* **Aim of the task**:
Within the entries below, find every line that has the string "this", then copy it.

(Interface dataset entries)

****************************************

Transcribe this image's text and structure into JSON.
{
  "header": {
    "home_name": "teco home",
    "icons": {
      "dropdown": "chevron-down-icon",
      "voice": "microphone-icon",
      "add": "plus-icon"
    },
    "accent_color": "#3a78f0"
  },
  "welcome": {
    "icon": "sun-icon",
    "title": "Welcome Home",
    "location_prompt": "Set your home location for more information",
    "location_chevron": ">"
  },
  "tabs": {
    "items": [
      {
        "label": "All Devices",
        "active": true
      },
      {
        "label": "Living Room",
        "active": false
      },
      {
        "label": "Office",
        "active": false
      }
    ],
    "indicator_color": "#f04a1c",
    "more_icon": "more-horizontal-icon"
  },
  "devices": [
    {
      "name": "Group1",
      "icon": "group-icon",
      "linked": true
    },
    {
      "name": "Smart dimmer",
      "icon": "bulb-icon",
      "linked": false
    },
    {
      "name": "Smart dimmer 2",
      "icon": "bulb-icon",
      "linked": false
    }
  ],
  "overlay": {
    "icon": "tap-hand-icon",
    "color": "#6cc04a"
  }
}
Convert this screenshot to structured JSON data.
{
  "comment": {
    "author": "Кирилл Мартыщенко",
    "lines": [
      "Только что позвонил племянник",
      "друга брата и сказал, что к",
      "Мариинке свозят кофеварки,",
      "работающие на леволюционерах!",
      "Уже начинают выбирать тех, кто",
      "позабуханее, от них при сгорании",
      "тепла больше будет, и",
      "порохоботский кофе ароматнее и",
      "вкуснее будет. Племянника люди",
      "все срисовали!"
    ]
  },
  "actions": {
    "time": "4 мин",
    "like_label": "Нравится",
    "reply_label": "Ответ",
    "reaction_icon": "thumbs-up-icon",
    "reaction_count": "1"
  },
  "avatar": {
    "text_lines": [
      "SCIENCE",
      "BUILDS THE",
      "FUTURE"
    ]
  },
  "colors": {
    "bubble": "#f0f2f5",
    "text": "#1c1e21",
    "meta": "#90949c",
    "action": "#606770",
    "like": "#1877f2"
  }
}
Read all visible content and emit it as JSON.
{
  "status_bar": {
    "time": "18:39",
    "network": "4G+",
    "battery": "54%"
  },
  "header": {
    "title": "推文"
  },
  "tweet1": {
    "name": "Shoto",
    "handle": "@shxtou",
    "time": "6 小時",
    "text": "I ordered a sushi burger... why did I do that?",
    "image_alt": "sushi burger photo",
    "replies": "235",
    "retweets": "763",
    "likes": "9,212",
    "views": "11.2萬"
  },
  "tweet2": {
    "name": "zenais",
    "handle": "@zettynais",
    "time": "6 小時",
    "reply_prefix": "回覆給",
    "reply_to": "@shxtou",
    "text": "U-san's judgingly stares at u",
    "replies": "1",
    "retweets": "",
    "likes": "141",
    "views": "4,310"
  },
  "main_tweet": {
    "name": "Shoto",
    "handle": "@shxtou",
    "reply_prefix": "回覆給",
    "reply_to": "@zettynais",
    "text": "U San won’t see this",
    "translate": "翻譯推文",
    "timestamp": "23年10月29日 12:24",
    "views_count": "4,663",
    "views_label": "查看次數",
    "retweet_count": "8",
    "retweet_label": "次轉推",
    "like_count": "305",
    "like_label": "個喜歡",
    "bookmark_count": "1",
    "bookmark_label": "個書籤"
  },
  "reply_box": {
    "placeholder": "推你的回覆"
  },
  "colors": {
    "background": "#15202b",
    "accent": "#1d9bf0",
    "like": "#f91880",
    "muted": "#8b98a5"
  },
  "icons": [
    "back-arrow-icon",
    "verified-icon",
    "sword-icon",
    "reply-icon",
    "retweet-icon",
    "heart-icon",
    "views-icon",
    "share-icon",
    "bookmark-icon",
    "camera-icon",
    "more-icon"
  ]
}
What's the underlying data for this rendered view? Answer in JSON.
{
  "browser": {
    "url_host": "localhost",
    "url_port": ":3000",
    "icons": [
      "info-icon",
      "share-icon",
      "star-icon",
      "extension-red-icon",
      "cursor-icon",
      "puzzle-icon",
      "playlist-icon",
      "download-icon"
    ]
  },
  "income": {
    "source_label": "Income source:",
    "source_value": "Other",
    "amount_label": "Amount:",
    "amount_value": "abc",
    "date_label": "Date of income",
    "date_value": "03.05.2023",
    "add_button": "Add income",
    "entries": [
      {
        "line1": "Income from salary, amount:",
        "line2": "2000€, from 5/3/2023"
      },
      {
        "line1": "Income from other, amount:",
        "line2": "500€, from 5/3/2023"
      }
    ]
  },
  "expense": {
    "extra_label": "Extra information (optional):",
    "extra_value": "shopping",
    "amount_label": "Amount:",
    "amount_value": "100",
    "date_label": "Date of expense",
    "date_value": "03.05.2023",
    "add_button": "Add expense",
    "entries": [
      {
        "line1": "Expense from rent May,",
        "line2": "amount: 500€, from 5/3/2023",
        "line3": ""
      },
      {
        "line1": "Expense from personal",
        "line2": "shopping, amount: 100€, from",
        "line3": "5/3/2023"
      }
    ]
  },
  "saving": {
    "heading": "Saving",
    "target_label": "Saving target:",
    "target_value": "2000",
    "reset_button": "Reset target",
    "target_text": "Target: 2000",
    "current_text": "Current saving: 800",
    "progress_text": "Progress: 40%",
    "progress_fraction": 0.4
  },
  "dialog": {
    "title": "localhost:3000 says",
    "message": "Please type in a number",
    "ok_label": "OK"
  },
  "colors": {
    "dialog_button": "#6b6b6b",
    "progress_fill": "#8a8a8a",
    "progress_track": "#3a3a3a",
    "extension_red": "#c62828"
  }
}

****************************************

* **Completed exercise**:
Transcribe this image's text and structure into JSON.
Convert this screenshot to structured JSON data.
    "text": "U San won’t see this",
What's the underlying data for this rendered view? Answer in JSON.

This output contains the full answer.